  • Approximately 10% of women who were able to receive a lumpectomy plus radiation therapy instead of a mastectomy.
  • For women who had a mastectomy but did not receive radiation therapy, the figure was around 13%.


Neoadjuvant vs. Adjuvant Chemotherapy

adjuvant chemotherapy

The primary distinction between neoadjuvant and adjuvant chemotherapy is how doctors employ each treatment.

Oncologists often employ neoadjuvant chemotherapy to increase the likelihood that the primary treatment, like as surgery, will be effective. They can also use it to assess a person's reaction to various medicines. Adjuvant chemotherapy eliminates malignant cells that may have survived the original treatment.

Aside from this, both forms of treatment are similar in terms of their administration. Both types:

  • Reduce the risk of cancer coming back
  • Usually involve a treatment course of 3–6 months
  • Are adjustable according to a person’s unique circumstances and tolerance

The rate of survival following both treatments is determined by the kind and stage of a person's cancer, as well as the medications prescribed by an oncologist and the person's general condition.


Neoadjuvant therapy for breast cancers

Neoadjuvant therapy may locally "downstage" the tumor, allowing for less invasive surgery to the breast and/or axilla, potentially allowing for breast conserving surgery in situations where mastectomy was initially required, leading to improved cosmetic outcomes and potentially avoiding axillary node clearance, reducing the risk of postoperative lymphoedema.

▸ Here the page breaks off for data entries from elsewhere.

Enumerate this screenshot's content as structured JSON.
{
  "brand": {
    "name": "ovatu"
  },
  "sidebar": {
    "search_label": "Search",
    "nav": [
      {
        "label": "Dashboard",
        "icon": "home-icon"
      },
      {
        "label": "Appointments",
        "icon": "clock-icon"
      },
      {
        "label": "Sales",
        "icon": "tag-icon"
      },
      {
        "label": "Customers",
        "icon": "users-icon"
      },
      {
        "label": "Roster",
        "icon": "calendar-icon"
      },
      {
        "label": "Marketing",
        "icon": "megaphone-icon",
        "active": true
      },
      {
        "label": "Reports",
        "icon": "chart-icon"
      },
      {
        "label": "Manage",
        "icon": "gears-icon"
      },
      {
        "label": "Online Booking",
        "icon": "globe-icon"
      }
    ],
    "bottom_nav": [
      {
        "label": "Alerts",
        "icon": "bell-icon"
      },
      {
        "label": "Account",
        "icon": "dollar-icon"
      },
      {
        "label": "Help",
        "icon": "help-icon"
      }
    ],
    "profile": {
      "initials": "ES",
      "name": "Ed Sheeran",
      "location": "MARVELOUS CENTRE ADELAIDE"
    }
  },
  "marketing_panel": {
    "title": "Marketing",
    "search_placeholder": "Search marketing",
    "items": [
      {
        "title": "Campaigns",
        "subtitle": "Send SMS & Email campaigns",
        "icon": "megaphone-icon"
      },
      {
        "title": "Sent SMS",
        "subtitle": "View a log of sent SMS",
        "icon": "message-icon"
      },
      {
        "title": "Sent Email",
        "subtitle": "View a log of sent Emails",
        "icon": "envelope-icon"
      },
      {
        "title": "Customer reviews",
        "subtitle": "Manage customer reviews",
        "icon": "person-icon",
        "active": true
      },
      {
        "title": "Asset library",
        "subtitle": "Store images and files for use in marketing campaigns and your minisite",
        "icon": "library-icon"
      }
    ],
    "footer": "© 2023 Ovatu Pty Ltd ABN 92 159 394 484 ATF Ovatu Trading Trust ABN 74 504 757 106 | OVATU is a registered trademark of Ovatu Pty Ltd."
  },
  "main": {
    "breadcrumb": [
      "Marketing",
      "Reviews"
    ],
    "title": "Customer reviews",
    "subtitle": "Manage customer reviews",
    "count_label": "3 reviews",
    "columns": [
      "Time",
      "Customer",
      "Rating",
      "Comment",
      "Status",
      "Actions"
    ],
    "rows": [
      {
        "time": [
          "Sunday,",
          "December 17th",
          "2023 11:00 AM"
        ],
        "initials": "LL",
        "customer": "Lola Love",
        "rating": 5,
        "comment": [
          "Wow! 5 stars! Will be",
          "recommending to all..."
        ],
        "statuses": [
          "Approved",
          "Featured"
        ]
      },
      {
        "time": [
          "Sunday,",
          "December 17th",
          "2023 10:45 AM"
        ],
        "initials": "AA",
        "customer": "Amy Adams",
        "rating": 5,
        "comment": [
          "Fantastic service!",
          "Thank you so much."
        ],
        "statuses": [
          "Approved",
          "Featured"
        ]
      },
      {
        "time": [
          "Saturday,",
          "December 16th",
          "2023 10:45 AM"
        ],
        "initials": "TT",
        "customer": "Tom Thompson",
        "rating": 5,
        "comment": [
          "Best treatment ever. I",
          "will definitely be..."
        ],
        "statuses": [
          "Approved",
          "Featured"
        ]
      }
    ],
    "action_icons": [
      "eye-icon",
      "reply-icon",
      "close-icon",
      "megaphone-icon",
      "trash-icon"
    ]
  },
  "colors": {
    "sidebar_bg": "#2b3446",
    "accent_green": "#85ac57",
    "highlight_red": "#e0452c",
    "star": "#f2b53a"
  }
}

Neoadjuvant chemotherapy cures axillary nodal illness in roughly 35% of patients. Patients with triple-negative cancer will have their nodes cleared in approximately 50% of cases, while patients with ER-positive disease will have their nodes cleared in less than 10% of cases. In up to 70% of HER2+ tumors, nodes are transformed from involved to clear with a combination of chemotherapy and trastuzumab.

Neoadjuvant treatment also allows for an early assessment of the efficacy of systemic therapy. The prevalence and amount of residual invasive cancer following neoadjuvant chemotherapy (NAC) is a powerful predictor of later recurrence, particularly in triple-negative breast cancer (TNBC) and human epidermal growth factor receptor 2-positive (HER2+) breast cancer.

Neoadjuvant chemotherapy was first used in breast cancer patients who had "inoperable" disease to make them operable candidates. However, the potential advantages of NAC in early operable breast cancer have lately been recognized.

While surgery is still the first-line treatment for the majority of patients with early breast cancer, neoadjuvant chemotherapy is becoming more common in the multidisciplinary treatment of patients with operable breast cancer.



Cancer usually requires more than one treatment. Treatment strategies frequently include a main therapy (usually surgery or radiation therapy) as well as adjuvant and/or neoadjuvant therapy. Neoadjuvant treatments are administered prior to the primary therapy to assist shrink a tumor or destroy cancer cells that have spread.